All of the studies that exhibited the perception of sexuality preference status was advocating the idea of how gay men and lesbian women should report its sexual abuse problems that continue put themselves into depression because of the limitations of the sample size that could not verify the reliability of the data and could not generalize the data based on the small sample size. The models used to assess the stages of identity formation are the theories that a researcher can review in a qualitative study. However, this qualitative study is not useful to researchers who wanted to use quantitative empirical data to interpret the variables (models) such as persons who utilized the Model of Gay and Lesbian Identity Formation sequences and compare to the persons who utilized the Morales Identity Formation Model for Ethnic Minority Gays and Lesbians to examine the relevance of other precedence studies to find correlations between the reliability and validity of the data. However, the article provided a sufficient quantitative research studies to create a hypothesis question from the given models. The writing appeared to be easy to follow and easy to read; the tone of the article is clear, but they missed out the visuals as it would be helpful to the researchers.

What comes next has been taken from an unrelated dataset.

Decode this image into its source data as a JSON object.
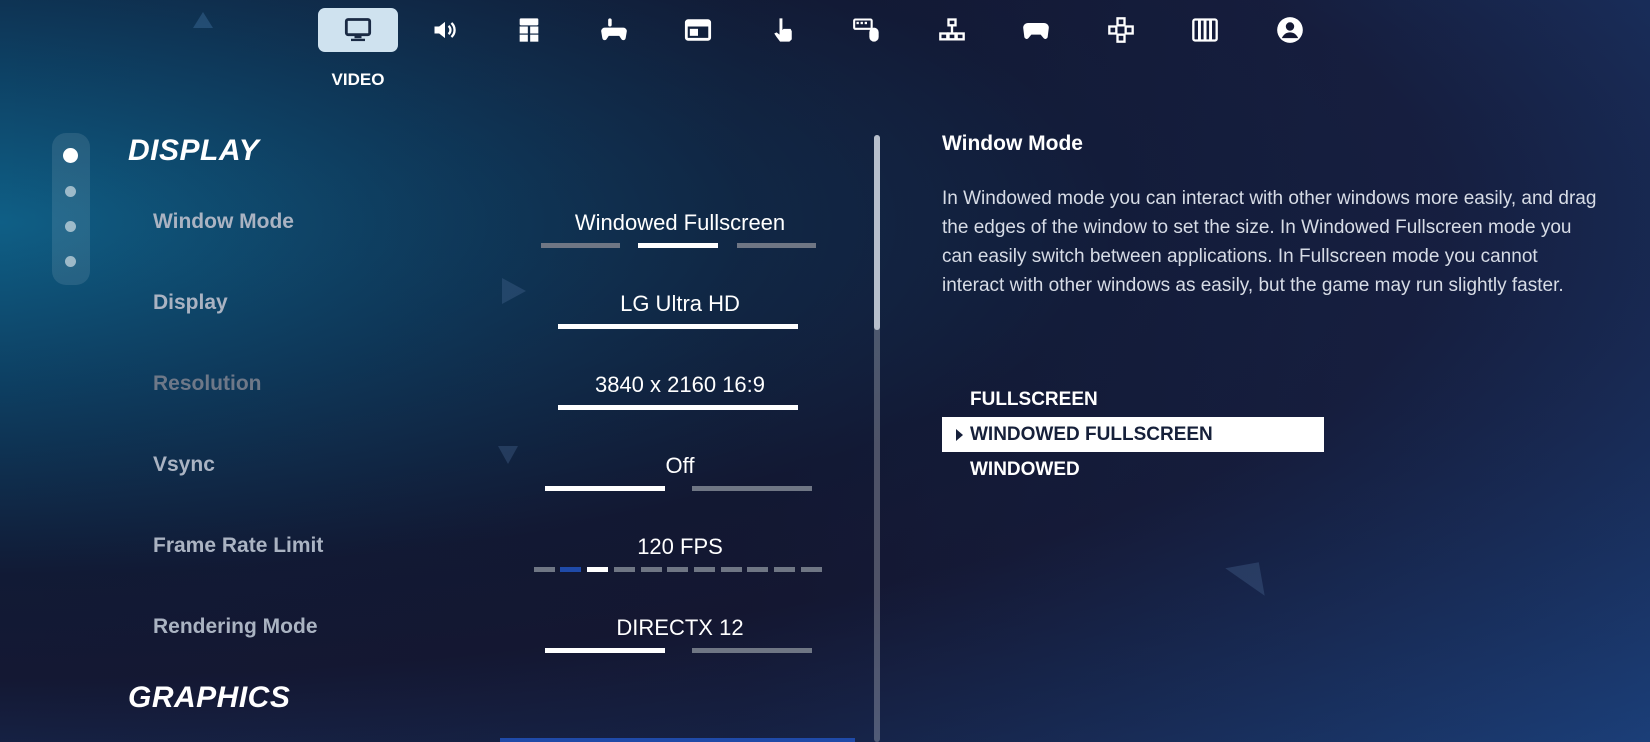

Walker, M., Hernandez, A. & Davey, M. (2012) Childhood Sexual Abuse and Adult Sexual Identity Formation: Intersection of Gender Race, and Sexual Orientation. The American Journal of Family Therapy. 40: 385-398.